[Dataset rows for apps and sites]
---+---

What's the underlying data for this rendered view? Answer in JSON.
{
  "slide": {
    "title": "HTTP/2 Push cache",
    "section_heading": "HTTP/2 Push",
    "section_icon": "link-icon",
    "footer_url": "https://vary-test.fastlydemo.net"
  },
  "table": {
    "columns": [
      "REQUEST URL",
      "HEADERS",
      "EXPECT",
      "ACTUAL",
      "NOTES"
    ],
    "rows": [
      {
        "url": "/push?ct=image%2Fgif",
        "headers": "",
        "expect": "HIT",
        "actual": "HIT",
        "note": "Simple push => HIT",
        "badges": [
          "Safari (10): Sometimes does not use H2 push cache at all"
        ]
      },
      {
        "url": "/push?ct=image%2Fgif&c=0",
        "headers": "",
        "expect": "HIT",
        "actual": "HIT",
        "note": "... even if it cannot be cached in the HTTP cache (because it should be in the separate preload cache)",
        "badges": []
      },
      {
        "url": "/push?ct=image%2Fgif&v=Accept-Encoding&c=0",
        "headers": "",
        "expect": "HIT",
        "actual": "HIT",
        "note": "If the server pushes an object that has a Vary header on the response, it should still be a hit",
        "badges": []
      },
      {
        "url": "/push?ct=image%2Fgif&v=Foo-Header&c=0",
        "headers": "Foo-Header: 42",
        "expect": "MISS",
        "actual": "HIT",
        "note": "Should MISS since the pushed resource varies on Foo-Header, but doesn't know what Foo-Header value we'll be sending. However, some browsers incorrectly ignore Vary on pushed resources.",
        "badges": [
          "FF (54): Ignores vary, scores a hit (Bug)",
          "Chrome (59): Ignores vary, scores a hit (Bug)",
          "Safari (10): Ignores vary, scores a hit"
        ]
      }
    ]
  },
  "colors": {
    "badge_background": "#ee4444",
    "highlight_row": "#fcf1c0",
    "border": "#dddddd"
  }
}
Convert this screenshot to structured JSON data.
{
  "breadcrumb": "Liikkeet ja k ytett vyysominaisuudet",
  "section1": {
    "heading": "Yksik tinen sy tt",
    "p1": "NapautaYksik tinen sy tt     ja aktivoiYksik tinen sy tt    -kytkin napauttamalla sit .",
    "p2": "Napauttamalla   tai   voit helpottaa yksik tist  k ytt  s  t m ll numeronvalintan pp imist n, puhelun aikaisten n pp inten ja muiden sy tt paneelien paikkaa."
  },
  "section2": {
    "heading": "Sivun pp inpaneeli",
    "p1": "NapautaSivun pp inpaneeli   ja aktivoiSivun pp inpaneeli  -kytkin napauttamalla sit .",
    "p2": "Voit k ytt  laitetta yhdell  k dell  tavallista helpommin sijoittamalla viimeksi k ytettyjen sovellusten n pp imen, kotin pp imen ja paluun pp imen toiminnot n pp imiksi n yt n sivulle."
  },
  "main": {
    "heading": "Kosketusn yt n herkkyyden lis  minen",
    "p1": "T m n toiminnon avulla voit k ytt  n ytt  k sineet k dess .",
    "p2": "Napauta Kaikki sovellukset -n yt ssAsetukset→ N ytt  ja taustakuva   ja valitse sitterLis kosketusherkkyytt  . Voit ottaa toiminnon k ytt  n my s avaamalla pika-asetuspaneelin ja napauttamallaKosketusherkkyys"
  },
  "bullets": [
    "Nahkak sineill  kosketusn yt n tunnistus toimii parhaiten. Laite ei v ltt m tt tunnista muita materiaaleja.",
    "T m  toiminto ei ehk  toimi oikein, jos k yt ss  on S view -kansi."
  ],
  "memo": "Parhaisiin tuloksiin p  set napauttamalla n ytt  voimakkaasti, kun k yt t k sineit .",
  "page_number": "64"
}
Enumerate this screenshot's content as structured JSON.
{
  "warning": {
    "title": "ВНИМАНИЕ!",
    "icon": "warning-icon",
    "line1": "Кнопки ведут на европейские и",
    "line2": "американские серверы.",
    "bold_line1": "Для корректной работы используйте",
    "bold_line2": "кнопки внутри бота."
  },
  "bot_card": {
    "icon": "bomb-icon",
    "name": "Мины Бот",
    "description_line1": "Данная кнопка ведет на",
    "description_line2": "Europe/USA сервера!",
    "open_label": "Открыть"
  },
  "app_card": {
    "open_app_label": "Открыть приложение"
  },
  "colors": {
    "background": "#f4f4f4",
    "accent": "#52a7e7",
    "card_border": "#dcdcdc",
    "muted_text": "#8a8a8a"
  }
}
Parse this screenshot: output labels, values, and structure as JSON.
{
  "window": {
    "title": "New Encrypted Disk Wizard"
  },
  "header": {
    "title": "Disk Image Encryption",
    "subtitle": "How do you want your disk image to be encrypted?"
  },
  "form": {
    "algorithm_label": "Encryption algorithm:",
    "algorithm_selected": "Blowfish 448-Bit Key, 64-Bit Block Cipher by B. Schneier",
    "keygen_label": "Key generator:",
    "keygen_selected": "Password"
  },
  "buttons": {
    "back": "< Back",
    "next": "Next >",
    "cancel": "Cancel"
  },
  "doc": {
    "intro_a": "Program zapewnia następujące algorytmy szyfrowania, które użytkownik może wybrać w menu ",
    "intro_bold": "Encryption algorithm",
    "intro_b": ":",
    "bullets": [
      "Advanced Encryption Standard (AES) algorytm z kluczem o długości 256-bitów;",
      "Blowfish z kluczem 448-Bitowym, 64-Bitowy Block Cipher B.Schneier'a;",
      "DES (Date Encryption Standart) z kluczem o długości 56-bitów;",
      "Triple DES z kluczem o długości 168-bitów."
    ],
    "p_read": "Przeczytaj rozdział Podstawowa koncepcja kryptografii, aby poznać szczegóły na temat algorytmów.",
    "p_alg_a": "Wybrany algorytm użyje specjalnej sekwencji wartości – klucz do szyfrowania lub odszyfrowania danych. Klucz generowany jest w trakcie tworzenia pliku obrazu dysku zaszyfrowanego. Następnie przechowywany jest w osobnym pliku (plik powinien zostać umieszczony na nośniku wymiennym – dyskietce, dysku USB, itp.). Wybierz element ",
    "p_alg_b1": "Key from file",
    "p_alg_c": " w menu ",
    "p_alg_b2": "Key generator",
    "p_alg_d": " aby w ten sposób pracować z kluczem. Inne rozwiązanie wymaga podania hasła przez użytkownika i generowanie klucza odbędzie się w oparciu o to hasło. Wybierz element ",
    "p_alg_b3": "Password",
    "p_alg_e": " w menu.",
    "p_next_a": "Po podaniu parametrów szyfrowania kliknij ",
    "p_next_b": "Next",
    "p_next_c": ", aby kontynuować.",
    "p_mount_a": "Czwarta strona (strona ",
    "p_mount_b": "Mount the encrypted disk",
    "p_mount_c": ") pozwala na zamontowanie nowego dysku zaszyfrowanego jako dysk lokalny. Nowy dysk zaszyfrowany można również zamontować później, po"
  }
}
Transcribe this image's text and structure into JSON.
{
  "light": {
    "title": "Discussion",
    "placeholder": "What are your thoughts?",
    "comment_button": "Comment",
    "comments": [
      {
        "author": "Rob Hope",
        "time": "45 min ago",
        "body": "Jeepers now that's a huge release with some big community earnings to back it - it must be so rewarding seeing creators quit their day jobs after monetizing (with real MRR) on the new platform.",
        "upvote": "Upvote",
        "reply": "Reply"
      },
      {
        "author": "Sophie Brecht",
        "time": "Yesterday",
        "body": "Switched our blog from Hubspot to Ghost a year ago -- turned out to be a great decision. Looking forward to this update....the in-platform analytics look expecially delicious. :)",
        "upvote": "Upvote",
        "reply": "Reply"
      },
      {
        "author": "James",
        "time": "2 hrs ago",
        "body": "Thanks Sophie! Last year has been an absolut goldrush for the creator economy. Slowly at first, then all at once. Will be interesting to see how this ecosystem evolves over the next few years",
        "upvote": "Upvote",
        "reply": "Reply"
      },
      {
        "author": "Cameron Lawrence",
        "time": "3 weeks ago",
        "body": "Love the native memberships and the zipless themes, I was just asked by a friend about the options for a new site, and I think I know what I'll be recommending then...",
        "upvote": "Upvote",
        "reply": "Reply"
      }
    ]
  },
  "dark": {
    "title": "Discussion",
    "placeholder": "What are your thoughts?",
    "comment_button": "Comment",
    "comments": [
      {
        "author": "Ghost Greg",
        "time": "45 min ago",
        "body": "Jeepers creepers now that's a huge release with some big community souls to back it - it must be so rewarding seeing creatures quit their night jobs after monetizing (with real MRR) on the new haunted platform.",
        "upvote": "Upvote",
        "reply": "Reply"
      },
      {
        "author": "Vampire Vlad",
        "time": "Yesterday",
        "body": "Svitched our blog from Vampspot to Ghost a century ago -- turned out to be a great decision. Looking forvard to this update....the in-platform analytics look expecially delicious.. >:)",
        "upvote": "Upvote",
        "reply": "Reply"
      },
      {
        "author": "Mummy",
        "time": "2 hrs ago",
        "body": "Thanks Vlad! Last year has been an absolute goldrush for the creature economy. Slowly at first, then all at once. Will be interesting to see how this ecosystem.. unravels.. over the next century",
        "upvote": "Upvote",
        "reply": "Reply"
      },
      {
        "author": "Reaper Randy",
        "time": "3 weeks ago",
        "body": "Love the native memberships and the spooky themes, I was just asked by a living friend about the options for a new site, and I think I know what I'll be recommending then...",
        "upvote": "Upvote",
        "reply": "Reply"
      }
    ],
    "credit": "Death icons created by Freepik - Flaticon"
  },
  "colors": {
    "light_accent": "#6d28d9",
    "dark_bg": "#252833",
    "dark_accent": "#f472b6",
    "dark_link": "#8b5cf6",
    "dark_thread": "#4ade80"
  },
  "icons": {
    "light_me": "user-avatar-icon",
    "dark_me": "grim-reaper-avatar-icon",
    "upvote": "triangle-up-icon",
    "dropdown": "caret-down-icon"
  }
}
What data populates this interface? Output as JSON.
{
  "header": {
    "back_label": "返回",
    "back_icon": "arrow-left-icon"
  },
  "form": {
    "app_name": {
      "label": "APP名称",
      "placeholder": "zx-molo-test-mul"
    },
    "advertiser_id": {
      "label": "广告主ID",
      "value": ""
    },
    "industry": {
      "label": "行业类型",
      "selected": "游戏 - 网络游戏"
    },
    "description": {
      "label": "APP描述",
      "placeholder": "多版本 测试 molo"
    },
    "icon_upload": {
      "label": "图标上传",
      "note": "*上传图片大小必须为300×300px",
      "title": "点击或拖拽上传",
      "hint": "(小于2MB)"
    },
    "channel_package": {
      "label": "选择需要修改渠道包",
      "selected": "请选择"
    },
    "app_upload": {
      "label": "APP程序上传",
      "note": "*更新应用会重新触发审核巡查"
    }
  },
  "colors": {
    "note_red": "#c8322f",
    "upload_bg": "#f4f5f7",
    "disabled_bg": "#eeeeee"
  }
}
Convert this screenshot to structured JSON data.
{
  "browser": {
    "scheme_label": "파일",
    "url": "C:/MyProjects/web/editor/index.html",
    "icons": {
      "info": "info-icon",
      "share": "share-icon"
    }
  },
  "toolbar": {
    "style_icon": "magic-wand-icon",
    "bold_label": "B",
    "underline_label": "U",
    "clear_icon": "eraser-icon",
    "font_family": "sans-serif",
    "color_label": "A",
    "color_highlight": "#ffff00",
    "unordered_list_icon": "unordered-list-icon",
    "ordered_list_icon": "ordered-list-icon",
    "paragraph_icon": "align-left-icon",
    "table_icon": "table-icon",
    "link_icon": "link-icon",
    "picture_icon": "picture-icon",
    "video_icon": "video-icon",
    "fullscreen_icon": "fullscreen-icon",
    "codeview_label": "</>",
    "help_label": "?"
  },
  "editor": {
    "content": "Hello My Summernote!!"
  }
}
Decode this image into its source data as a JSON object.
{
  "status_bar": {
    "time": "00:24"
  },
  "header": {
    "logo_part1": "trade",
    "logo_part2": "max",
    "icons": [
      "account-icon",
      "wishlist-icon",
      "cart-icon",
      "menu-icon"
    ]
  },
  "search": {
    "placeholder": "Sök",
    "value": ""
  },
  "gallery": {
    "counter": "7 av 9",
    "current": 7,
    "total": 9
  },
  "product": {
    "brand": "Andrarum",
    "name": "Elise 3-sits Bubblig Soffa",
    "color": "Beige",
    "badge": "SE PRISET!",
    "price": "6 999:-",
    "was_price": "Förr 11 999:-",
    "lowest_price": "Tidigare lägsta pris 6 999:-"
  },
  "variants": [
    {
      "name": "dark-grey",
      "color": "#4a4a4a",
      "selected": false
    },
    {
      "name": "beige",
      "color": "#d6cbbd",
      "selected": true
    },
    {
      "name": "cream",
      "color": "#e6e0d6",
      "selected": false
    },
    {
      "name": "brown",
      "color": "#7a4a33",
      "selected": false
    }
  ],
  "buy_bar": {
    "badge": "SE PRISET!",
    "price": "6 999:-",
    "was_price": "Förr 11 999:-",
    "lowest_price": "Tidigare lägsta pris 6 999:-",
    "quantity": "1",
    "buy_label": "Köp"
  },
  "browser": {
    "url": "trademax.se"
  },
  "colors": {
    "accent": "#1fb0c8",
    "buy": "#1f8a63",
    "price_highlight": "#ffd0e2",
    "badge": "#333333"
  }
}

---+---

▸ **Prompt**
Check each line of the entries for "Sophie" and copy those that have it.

▸ **The completed task**
        "author": "Sophie Brecht",
        "body": "Thanks Sophie! Last year has been an absolut goldrush for the creator economy. Slowly at first, then all at once. Will be interesting to see how this ecosystem evolves over the next few years",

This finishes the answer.